It is noteworthy that even
experienced hunters often miss judge tracks from lynx. They think they see
traces of animals with different size of the paws and report it as family group,
when in fact it is only one animal that walked on a bit different surfaces. (Although other factors such as speed and gangue influences the track size.)
Last week has been a lonely cat walk. I have been following up reports of family groups of lynx, but only found solitary animals. The population has really decreased in our area in recent years. Sadly, it is an absolutely fantastic predator; hopefully it's just a temporary setback.
On hard ground footprint is slightly larger than that of the red fox. Approximately 7-9 cm long (Red fox; 5-7 cm) While dogs have a symmetric paw (where you cannot distinguish between right and left footprint) have cats an asymmetrical. The picture shows clearly that it is a right front paw. (Compare with your right hand) That there is a front paw shown by the shape of the metatarsal pad, it curves slightly inwards. (Rear foot metatarsal pad bulge slightly outward)
The lynx has built in snowshoes! On loose surfaces, it sprawls with its paw to obtain as good carrying capacity as possible. There are only a few meters between the above two pictures, but it is the same animal, only the snow cover is different. Not infrequently is this larger type of lynx tracks reported as wolf tracks.

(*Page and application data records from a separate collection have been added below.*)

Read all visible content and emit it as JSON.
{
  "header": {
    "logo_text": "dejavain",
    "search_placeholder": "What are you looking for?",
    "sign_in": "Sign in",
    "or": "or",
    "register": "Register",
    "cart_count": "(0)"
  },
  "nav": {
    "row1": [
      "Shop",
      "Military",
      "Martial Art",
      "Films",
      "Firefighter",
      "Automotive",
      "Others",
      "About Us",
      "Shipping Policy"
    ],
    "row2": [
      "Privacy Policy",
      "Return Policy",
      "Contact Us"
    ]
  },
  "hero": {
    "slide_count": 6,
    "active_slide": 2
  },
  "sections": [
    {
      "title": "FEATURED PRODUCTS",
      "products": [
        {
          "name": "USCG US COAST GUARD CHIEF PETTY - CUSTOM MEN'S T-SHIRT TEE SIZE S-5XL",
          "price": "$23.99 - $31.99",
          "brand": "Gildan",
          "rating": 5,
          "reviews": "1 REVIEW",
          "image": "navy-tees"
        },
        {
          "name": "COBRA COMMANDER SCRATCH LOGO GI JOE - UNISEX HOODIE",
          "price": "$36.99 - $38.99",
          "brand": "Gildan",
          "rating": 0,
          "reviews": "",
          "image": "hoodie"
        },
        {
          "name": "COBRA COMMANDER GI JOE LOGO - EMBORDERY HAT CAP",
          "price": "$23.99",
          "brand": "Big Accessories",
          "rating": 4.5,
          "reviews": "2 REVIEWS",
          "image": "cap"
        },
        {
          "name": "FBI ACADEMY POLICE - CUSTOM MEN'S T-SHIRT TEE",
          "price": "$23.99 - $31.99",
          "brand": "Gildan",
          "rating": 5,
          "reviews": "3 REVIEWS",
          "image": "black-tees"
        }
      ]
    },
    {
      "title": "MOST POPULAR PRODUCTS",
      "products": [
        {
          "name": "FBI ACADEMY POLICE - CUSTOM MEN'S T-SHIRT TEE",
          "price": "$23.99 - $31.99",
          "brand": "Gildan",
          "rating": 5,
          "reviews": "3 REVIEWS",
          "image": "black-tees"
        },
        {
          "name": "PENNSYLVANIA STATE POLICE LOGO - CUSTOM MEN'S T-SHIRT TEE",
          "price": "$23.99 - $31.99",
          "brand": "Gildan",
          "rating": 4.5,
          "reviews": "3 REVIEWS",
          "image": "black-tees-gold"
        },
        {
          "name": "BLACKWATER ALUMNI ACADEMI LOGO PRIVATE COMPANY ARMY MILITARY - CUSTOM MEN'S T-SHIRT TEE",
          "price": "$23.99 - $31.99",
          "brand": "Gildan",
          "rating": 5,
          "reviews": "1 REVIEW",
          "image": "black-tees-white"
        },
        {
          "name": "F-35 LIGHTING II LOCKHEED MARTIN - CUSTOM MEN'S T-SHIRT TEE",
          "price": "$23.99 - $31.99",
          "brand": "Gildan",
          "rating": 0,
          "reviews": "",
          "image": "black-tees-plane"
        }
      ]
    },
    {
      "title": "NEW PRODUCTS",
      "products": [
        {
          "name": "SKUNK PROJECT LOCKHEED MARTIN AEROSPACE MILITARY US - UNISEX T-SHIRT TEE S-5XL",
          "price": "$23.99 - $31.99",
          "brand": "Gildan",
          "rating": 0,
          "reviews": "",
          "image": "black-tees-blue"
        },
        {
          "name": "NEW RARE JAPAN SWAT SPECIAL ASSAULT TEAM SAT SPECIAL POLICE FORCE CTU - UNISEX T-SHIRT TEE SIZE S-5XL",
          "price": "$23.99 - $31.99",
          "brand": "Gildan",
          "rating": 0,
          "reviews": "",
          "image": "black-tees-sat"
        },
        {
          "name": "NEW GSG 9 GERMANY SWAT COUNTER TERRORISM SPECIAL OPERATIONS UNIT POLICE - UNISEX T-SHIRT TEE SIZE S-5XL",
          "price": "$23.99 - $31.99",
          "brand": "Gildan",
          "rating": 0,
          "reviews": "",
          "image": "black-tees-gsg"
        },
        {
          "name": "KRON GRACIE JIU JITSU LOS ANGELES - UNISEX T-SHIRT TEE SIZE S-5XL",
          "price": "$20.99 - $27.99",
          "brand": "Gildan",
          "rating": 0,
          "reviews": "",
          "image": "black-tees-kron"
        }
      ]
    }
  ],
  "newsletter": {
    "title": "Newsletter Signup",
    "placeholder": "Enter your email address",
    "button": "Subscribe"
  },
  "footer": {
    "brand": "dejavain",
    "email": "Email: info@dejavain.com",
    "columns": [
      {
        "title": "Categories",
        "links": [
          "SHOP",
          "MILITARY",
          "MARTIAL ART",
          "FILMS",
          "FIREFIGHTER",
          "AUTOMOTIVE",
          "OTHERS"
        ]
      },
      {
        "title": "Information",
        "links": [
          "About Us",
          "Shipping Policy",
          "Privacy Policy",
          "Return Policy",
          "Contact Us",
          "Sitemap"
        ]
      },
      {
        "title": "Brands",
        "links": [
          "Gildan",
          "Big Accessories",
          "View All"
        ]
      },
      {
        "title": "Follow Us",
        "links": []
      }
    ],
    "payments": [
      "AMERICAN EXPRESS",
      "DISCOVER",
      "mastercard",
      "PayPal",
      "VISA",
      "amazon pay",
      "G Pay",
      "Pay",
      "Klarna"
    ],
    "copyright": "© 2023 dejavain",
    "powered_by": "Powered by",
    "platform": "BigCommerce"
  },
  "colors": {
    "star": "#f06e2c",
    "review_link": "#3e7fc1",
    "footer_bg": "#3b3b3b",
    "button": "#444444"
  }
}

If the tracks are affected by thaw one day they will be impressive, suddenly, we have very clear traces from our "European tiger".